SUPPLIED RECORDS —
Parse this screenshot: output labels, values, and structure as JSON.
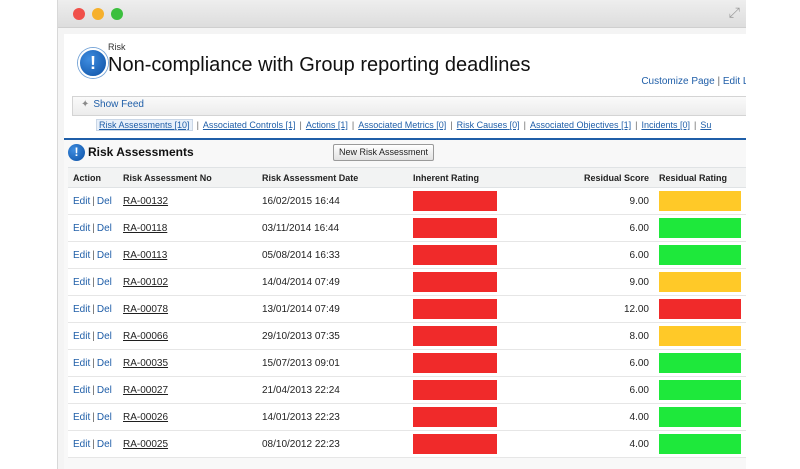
{
  "colors": {
    "red": "#f02a2a",
    "amber": "#ffc928",
    "green": "#1ee83b",
    "link": "#1f5ea8"
  },
  "header": {
    "breadcrumb": "Risk",
    "title": "Non-compliance with Group reporting deadlines",
    "customize_page": "Customize Page",
    "edit_layout": "Edit La",
    "show_feed": "Show Feed"
  },
  "tabs": [
    {
      "label": "Risk Assessments",
      "count": "[10]"
    },
    {
      "label": "Associated Controls",
      "count": "[1]"
    },
    {
      "label": "Actions",
      "count": "[1]"
    },
    {
      "label": "Associated Metrics",
      "count": "[0]"
    },
    {
      "label": "Risk Causes",
      "count": "[0]"
    },
    {
      "label": "Associated Objectives",
      "count": "[1]"
    },
    {
      "label": "Incidents",
      "count": "[0]"
    },
    {
      "label": "Su",
      "count": ""
    }
  ],
  "section": {
    "title": "Risk Assessments",
    "new_button": "New Risk Assessment",
    "columns": [
      "Action",
      "Risk Assessment No",
      "Risk Assessment Date",
      "Inherent Rating",
      "Residual Score",
      "Residual Rating"
    ],
    "edit_label": "Edit",
    "del_label": "Del",
    "rows": [
      {
        "no": "RA-00132",
        "date": "16/02/2015 16:44",
        "inherent": "red",
        "score": "9.00",
        "residual": "amber"
      },
      {
        "no": "RA-00118",
        "date": "03/11/2014 16:44",
        "inherent": "red",
        "score": "6.00",
        "residual": "green"
      },
      {
        "no": "RA-00113",
        "date": "05/08/2014 16:33",
        "inherent": "red",
        "score": "6.00",
        "residual": "green"
      },
      {
        "no": "RA-00102",
        "date": "14/04/2014 07:49",
        "inherent": "red",
        "score": "9.00",
        "residual": "amber"
      },
      {
        "no": "RA-00078",
        "date": "13/01/2014 07:49",
        "inherent": "red",
        "score": "12.00",
        "residual": "red"
      },
      {
        "no": "RA-00066",
        "date": "29/10/2013 07:35",
        "inherent": "red",
        "score": "8.00",
        "residual": "amber"
      },
      {
        "no": "RA-00035",
        "date": "15/07/2013 09:01",
        "inherent": "red",
        "score": "6.00",
        "residual": "green"
      },
      {
        "no": "RA-00027",
        "date": "21/04/2013 22:24",
        "inherent": "red",
        "score": "6.00",
        "residual": "green"
      },
      {
        "no": "RA-00026",
        "date": "14/01/2013 22:23",
        "inherent": "red",
        "score": "4.00",
        "residual": "green"
      },
      {
        "no": "RA-00025",
        "date": "08/10/2012 22:23",
        "inherent": "red",
        "score": "4.00",
        "residual": "green"
      }
    ]
  }
}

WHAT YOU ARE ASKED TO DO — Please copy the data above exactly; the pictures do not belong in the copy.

TASK OUTPUT —
Parse this screenshot: output labels, values, and structure as JSON.
{
  "colors": {
    "red": "#f02a2a",
    "amber": "#ffc928",
    "green": "#1ee83b",
    "link": "#1f5ea8"
  },
  "header": {
    "breadcrumb": "Risk",
    "title": "Non-compliance with Group reporting deadlines",
    "customize_page": "Customize Page",
    "edit_layout": "Edit La",
    "show_feed": "Show Feed"
  },
  "tabs": [
    {
      "label": "Risk Assessments",
      "count": "[10]"
    },
    {
      "label": "Associated Controls",
      "count": "[1]"
    },
    {
      "label": "Actions",
      "count": "[1]"
    },
    {
      "label": "Associated Metrics",
      "count": "[0]"
    },
    {
      "label": "Risk Causes",
      "count": "[0]"
    },
    {
      "label": "Associated Objectives",
      "count": "[1]"
    },
    {
      "label": "Incidents",
      "count": "[0]"
    },
    {
      "label": "Su",
      "count": ""
    }
  ],
  "section": {
    "title": "Risk Assessments",
    "new_button": "New Risk Assessment",
    "columns": [
      "Action",
      "Risk Assessment No",
      "Risk Assessment Date",
      "Inherent Rating",
      "Residual Score",
      "Residual Rating"
    ],
    "edit_label": "Edit",
    "del_label": "Del",
    "rows": [
      {
        "no": "RA-00132",
        "date": "16/02/2015 16:44",
        "inherent": "red",
        "score": "9.00",
        "residual": "amber"
      },
      {
        "no": "RA-00118",
        "date": "03/11/2014 16:44",
        "inherent": "red",
        "score": "6.00",
        "residual": "green"
      },
      {
        "no": "RA-00113",
        "date": "05/08/2014 16:33",
        "inherent": "red",
        "score": "6.00",
        "residual": "green"
      },
      {
        "no": "RA-00102",
        "date": "14/04/2014 07:49",
        "inherent": "red",
        "score": "9.00",
        "residual": "amber"
      },
      {
        "no": "RA-00078",
        "date": "13/01/2014 07:49",
        "inherent": "red",
        "score": "12.00",
        "residual": "red"
      },
      {
        "no": "RA-00066",
        "date": "29/10/2013 07:35",
        "inherent": "red",
        "score": "8.00",
        "residual": "amber"
      },
      {
        "no": "RA-00035",
        "date": "15/07/2013 09:01",
        "inherent": "red",
        "score": "6.00",
        "residual": "green"
      },
      {
        "no": "RA-00027",
        "date": "21/04/2013 22:24",
        "inherent": "red",
        "score": "6.00",
        "residual": "green"
      },
      {
        "no": "RA-00026",
        "date": "14/01/2013 22:23",
        "inherent": "red",
        "score": "4.00",
        "residual": "green"
      },
      {
        "no": "RA-00025",
        "date": "08/10/2012 22:23",
        "inherent": "red",
        "score": "4.00",
        "residual": "green"
      }
    ]
  }
}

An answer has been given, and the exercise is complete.